NASA's bus-sized dead satellite is expected to fall to Earth within hours Friday, giving some parts of the world yet unknown a spectacular sky show.

The tumbling Upper Atmosphere Research Satellite will enter the upper atmosphere, partially melt, disintegrate and scatter charred debris over a stretch of 500 miles, the agency says.

Although the spacecraft will break into pieces during re-entry, not all of it will burn up in the atmosphere and the odds that a falling satellite will fall on someone today are about 1 in 3,200, according to NASA.

One can track the UARS satellite in real time at n2yo.com, a site created for Fox News.

On Wednesday, NASA ruled out the possibility of the satellite falling on North America. The news generated mixed reactions. In a poll of 5,000 people conducted by MSNBC.com, 10 percent were relieved to know the falling debris will miss North America, 34 percent were unhappy to miss the fireworks and 42 percent were worried about the rest of the world.

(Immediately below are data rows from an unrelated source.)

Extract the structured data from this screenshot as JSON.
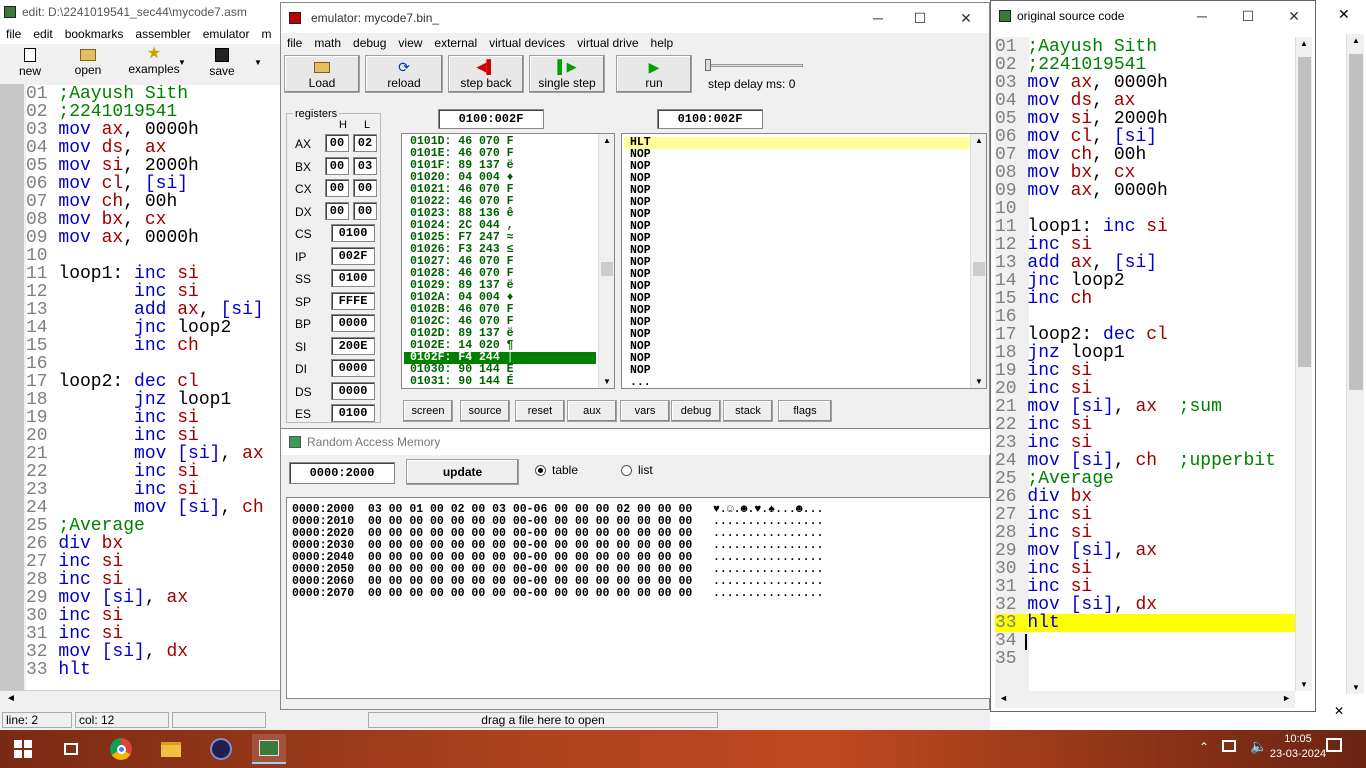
{
  "editor": {
    "title": "edit: D:\\2241019541_sec44\\mycode7.asm",
    "menu": [
      "file",
      "edit",
      "bookmarks",
      "assembler",
      "emulator",
      "m"
    ],
    "toolbar": {
      "new": "new",
      "open": "open",
      "examples": "examples",
      "save": "save"
    },
    "status": {
      "line": "line: 2",
      "col": "col: 12",
      "drag": "drag a file here to open"
    }
  },
  "emulator": {
    "title": "emulator: mycode7.bin_",
    "menu": [
      "file",
      "math",
      "debug",
      "view",
      "external",
      "virtual devices",
      "virtual drive",
      "help"
    ],
    "toolbar": {
      "load": "Load",
      "reload": "reload",
      "step_back": "step back",
      "single_step": "single step",
      "run": "run",
      "step_delay": "step delay ms: 0"
    },
    "registers_label": "registers",
    "h_label": "H",
    "l_label": "L",
    "registers": [
      {
        "name": "AX",
        "h": "00",
        "l": "02"
      },
      {
        "name": "BX",
        "h": "00",
        "l": "03"
      },
      {
        "name": "CX",
        "h": "00",
        "l": "00"
      },
      {
        "name": "DX",
        "h": "00",
        "l": "00"
      },
      {
        "name": "CS",
        "v": "0100"
      },
      {
        "name": "IP",
        "v": "002F"
      },
      {
        "name": "SS",
        "v": "0100"
      },
      {
        "name": "SP",
        "v": "FFFE"
      },
      {
        "name": "BP",
        "v": "0000"
      },
      {
        "name": "SI",
        "v": "200E"
      },
      {
        "name": "DI",
        "v": "0000"
      },
      {
        "name": "DS",
        "v": "0000"
      },
      {
        "name": "ES",
        "v": "0100"
      }
    ],
    "addr_left": "0100:002F",
    "addr_right": "0100:002F",
    "memory_lines": [
      "0101D: 46 070 F",
      "0101E: 46 070 F",
      "0101F: 89 137 ë",
      "01020: 04 004 ♦",
      "01021: 46 070 F",
      "01022: 46 070 F",
      "01023: 88 136 ê",
      "01024: 2C 044 ,",
      "01025: F7 247 ≈",
      "01026: F3 243 ≤",
      "01027: 46 070 F",
      "01028: 46 070 F",
      "01029: 89 137 ë",
      "0102A: 04 004 ♦",
      "0102B: 46 070 F",
      "0102C: 46 070 F",
      "0102D: 89 137 ë",
      "0102E: 14 020 ¶",
      "0102F: F4 244 ⌠",
      "01030: 90 144 É",
      "01031: 90 144 É"
    ],
    "selected_memory_index": 18,
    "disasm_lines": [
      "HLT",
      "NOP",
      "NOP",
      "NOP",
      "NOP",
      "NOP",
      "NOP",
      "NOP",
      "NOP",
      "NOP",
      "NOP",
      "NOP",
      "NOP",
      "NOP",
      "NOP",
      "NOP",
      "NOP",
      "NOP",
      "NOP",
      "NOP",
      "..."
    ],
    "bottom_buttons": [
      "screen",
      "source",
      "reset",
      "aux",
      "vars",
      "debug",
      "stack",
      "flags"
    ]
  },
  "ram": {
    "title": "Random Access Memory",
    "address": "0000:2000",
    "update": "update",
    "opt_table": "table",
    "opt_list": "list",
    "rows": [
      "0000:2000  03 00 01 00 02 00 03 00-06 00 00 00 02 00 00 00   ♥.☺.☻.♥.♠...☻...",
      "0000:2010  00 00 00 00 00 00 00 00-00 00 00 00 00 00 00 00   ................",
      "0000:2020  00 00 00 00 00 00 00 00-00 00 00 00 00 00 00 00   ................",
      "0000:2030  00 00 00 00 00 00 00 00-00 00 00 00 00 00 00 00   ................",
      "0000:2040  00 00 00 00 00 00 00 00-00 00 00 00 00 00 00 00   ................",
      "0000:2050  00 00 00 00 00 00 00 00-00 00 00 00 00 00 00 00   ................",
      "0000:2060  00 00 00 00 00 00 00 00-00 00 00 00 00 00 00 00   ................",
      "0000:2070  00 00 00 00 00 00 00 00-00 00 00 00 00 00 00 00   ................"
    ]
  },
  "source": {
    "title": "original source code",
    "lines": [
      [
        [
          "cm",
          ";Aayush Sith"
        ]
      ],
      [
        [
          "cm",
          ";2241019541"
        ]
      ],
      [
        [
          "kw",
          "mov "
        ],
        [
          "rg",
          "ax"
        ],
        [
          "tx",
          ", 0000h"
        ]
      ],
      [
        [
          "kw",
          "mov "
        ],
        [
          "rg",
          "ds"
        ],
        [
          "tx",
          ", "
        ],
        [
          "rg",
          "ax"
        ]
      ],
      [
        [
          "kw",
          "mov "
        ],
        [
          "rg",
          "si"
        ],
        [
          "tx",
          ", 2000h"
        ]
      ],
      [
        [
          "kw",
          "mov "
        ],
        [
          "rg",
          "cl"
        ],
        [
          "tx",
          ", "
        ],
        [
          "kw",
          "[si]"
        ]
      ],
      [
        [
          "kw",
          "mov "
        ],
        [
          "rg",
          "ch"
        ],
        [
          "tx",
          ", 00h"
        ]
      ],
      [
        [
          "kw",
          "mov "
        ],
        [
          "rg",
          "bx"
        ],
        [
          "tx",
          ", "
        ],
        [
          "rg",
          "cx"
        ]
      ],
      [
        [
          "kw",
          "mov "
        ],
        [
          "rg",
          "ax"
        ],
        [
          "tx",
          ", 0000h"
        ]
      ],
      [],
      [
        [
          "tx",
          "loop1: "
        ],
        [
          "kw",
          "inc "
        ],
        [
          "rg",
          "si"
        ]
      ],
      [
        [
          "kw",
          "inc "
        ],
        [
          "rg",
          "si"
        ]
      ],
      [
        [
          "kw",
          "add "
        ],
        [
          "rg",
          "ax"
        ],
        [
          "tx",
          ", "
        ],
        [
          "kw",
          "[si]"
        ]
      ],
      [
        [
          "kw",
          "jnc "
        ],
        [
          "tx",
          "loop2"
        ]
      ],
      [
        [
          "kw",
          "inc "
        ],
        [
          "rg",
          "ch"
        ]
      ],
      [],
      [
        [
          "tx",
          "loop2: "
        ],
        [
          "kw",
          "dec "
        ],
        [
          "rg",
          "cl"
        ]
      ],
      [
        [
          "kw",
          "jnz "
        ],
        [
          "tx",
          "loop1"
        ]
      ],
      [
        [
          "kw",
          "inc "
        ],
        [
          "rg",
          "si"
        ]
      ],
      [
        [
          "kw",
          "inc "
        ],
        [
          "rg",
          "si"
        ]
      ],
      [
        [
          "kw",
          "mov "
        ],
        [
          "kw",
          "[si]"
        ],
        [
          "tx",
          ", "
        ],
        [
          "rg",
          "ax"
        ],
        [
          "tx",
          "  "
        ],
        [
          "cm",
          ";sum"
        ]
      ],
      [
        [
          "kw",
          "inc "
        ],
        [
          "rg",
          "si"
        ]
      ],
      [
        [
          "kw",
          "inc "
        ],
        [
          "rg",
          "si"
        ]
      ],
      [
        [
          "kw",
          "mov "
        ],
        [
          "kw",
          "[si]"
        ],
        [
          "tx",
          ", "
        ],
        [
          "rg",
          "ch"
        ],
        [
          "tx",
          "  "
        ],
        [
          "cm",
          ";upperbit"
        ]
      ],
      [
        [
          "cm",
          ";Average"
        ]
      ],
      [
        [
          "kw",
          "div "
        ],
        [
          "rg",
          "bx"
        ]
      ],
      [
        [
          "kw",
          "inc "
        ],
        [
          "rg",
          "si"
        ]
      ],
      [
        [
          "kw",
          "inc "
        ],
        [
          "rg",
          "si"
        ]
      ],
      [
        [
          "kw",
          "mov "
        ],
        [
          "kw",
          "[si]"
        ],
        [
          "tx",
          ", "
        ],
        [
          "rg",
          "ax"
        ]
      ],
      [
        [
          "kw",
          "inc "
        ],
        [
          "rg",
          "si"
        ]
      ],
      [
        [
          "kw",
          "inc "
        ],
        [
          "rg",
          "si"
        ]
      ],
      [
        [
          "kw",
          "mov "
        ],
        [
          "kw",
          "[si]"
        ],
        [
          "tx",
          ", "
        ],
        [
          "rg",
          "dx"
        ]
      ],
      [
        [
          "kw",
          "hlt"
        ]
      ],
      [],
      []
    ],
    "highlight_line": 33
  },
  "editor_lines": [
    [
      [
        "cm",
        ";Aayush Sith"
      ]
    ],
    [
      [
        "cm",
        ";2241019541"
      ]
    ],
    [
      [
        "kw",
        "mov "
      ],
      [
        "rg",
        "ax"
      ],
      [
        "tx",
        ", 0000h"
      ]
    ],
    [
      [
        "kw",
        "mov "
      ],
      [
        "rg",
        "ds"
      ],
      [
        "tx",
        ", "
      ],
      [
        "rg",
        "ax"
      ]
    ],
    [
      [
        "kw",
        "mov "
      ],
      [
        "rg",
        "si"
      ],
      [
        "tx",
        ", 2000h"
      ]
    ],
    [
      [
        "kw",
        "mov "
      ],
      [
        "rg",
        "cl"
      ],
      [
        "tx",
        ", "
      ],
      [
        "kw",
        "[si]"
      ]
    ],
    [
      [
        "kw",
        "mov "
      ],
      [
        "rg",
        "ch"
      ],
      [
        "tx",
        ", 00h"
      ]
    ],
    [
      [
        "kw",
        "mov "
      ],
      [
        "rg",
        "bx"
      ],
      [
        "tx",
        ", "
      ],
      [
        "rg",
        "cx"
      ]
    ],
    [
      [
        "kw",
        "mov "
      ],
      [
        "rg",
        "ax"
      ],
      [
        "tx",
        ", 0000h"
      ]
    ],
    [],
    [
      [
        "tx",
        "loop1: "
      ],
      [
        "kw",
        "inc "
      ],
      [
        "rg",
        "si"
      ]
    ],
    [
      [
        "tx",
        "       "
      ],
      [
        "kw",
        "inc "
      ],
      [
        "rg",
        "si"
      ]
    ],
    [
      [
        "tx",
        "       "
      ],
      [
        "kw",
        "add "
      ],
      [
        "rg",
        "ax"
      ],
      [
        "tx",
        ", "
      ],
      [
        "kw",
        "[si]"
      ]
    ],
    [
      [
        "tx",
        "       "
      ],
      [
        "kw",
        "jnc "
      ],
      [
        "tx",
        "loop2"
      ]
    ],
    [
      [
        "tx",
        "       "
      ],
      [
        "kw",
        "inc "
      ],
      [
        "rg",
        "ch"
      ]
    ],
    [],
    [
      [
        "tx",
        "loop2: "
      ],
      [
        "kw",
        "dec "
      ],
      [
        "rg",
        "cl"
      ]
    ],
    [
      [
        "tx",
        "       "
      ],
      [
        "kw",
        "jnz "
      ],
      [
        "tx",
        "loop1"
      ]
    ],
    [
      [
        "tx",
        "       "
      ],
      [
        "kw",
        "inc "
      ],
      [
        "rg",
        "si"
      ]
    ],
    [
      [
        "tx",
        "       "
      ],
      [
        "kw",
        "inc "
      ],
      [
        "rg",
        "si"
      ]
    ],
    [
      [
        "tx",
        "       "
      ],
      [
        "kw",
        "mov "
      ],
      [
        "kw",
        "[si]"
      ],
      [
        "tx",
        ", "
      ],
      [
        "rg",
        "ax"
      ]
    ],
    [
      [
        "tx",
        "       "
      ],
      [
        "kw",
        "inc "
      ],
      [
        "rg",
        "si"
      ]
    ],
    [
      [
        "tx",
        "       "
      ],
      [
        "kw",
        "inc "
      ],
      [
        "rg",
        "si"
      ]
    ],
    [
      [
        "tx",
        "       "
      ],
      [
        "kw",
        "mov "
      ],
      [
        "kw",
        "[si]"
      ],
      [
        "tx",
        ", "
      ],
      [
        "rg",
        "ch"
      ]
    ],
    [
      [
        "cm",
        ";Average"
      ]
    ],
    [
      [
        "kw",
        "div "
      ],
      [
        "rg",
        "bx"
      ]
    ],
    [
      [
        "kw",
        "inc "
      ],
      [
        "rg",
        "si"
      ]
    ],
    [
      [
        "kw",
        "inc "
      ],
      [
        "rg",
        "si"
      ]
    ],
    [
      [
        "kw",
        "mov "
      ],
      [
        "kw",
        "[si]"
      ],
      [
        "tx",
        ", "
      ],
      [
        "rg",
        "ax"
      ]
    ],
    [
      [
        "kw",
        "inc "
      ],
      [
        "rg",
        "si"
      ]
    ],
    [
      [
        "kw",
        "inc "
      ],
      [
        "rg",
        "si"
      ]
    ],
    [
      [
        "kw",
        "mov "
      ],
      [
        "kw",
        "[si]"
      ],
      [
        "tx",
        ", "
      ],
      [
        "rg",
        "dx"
      ]
    ],
    [
      [
        "kw",
        "hlt"
      ]
    ]
  ],
  "taskbar": {
    "time": "10:05",
    "date": "23-03-2024"
  }
}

NASA already conducted a detailed re-entry risk assessment for UARS in 2002 and it determined that the debris from UARS would not harm human beings. Following are the excerpts of the study:

* Number of potentially hazardous objects expected to survive: 26

* Total mass of objects expected to survive: 532 kg

* Estimated human casualty risk (updated to 2011): About 1 in 3200

The 20-year-old satellite, the size of a bus, was originally expected to re-enter Earth's atmosphere either late September or early October but the re-entry has advanced due to a sharp increase in solar activity since the beginning of this week. 

In 1991, NASA launched the $750 million project, to observe numerous chemical constituents of the atmosphere with a goal of better understanding atmospheric photochemistry and transport. The satellite was decommissioned on Dec. 15, 2005, after maneuvering into a shorter-lived disposal orbit. Then its residual orbital lifetime was reduced by about 20 years.

About 150 component types of the satellite are expected to disintegrate during re-entry, but 12 types would endure the fiery fall to Earth, according to a computer analysis of satellite re-entry survivability for UARS components.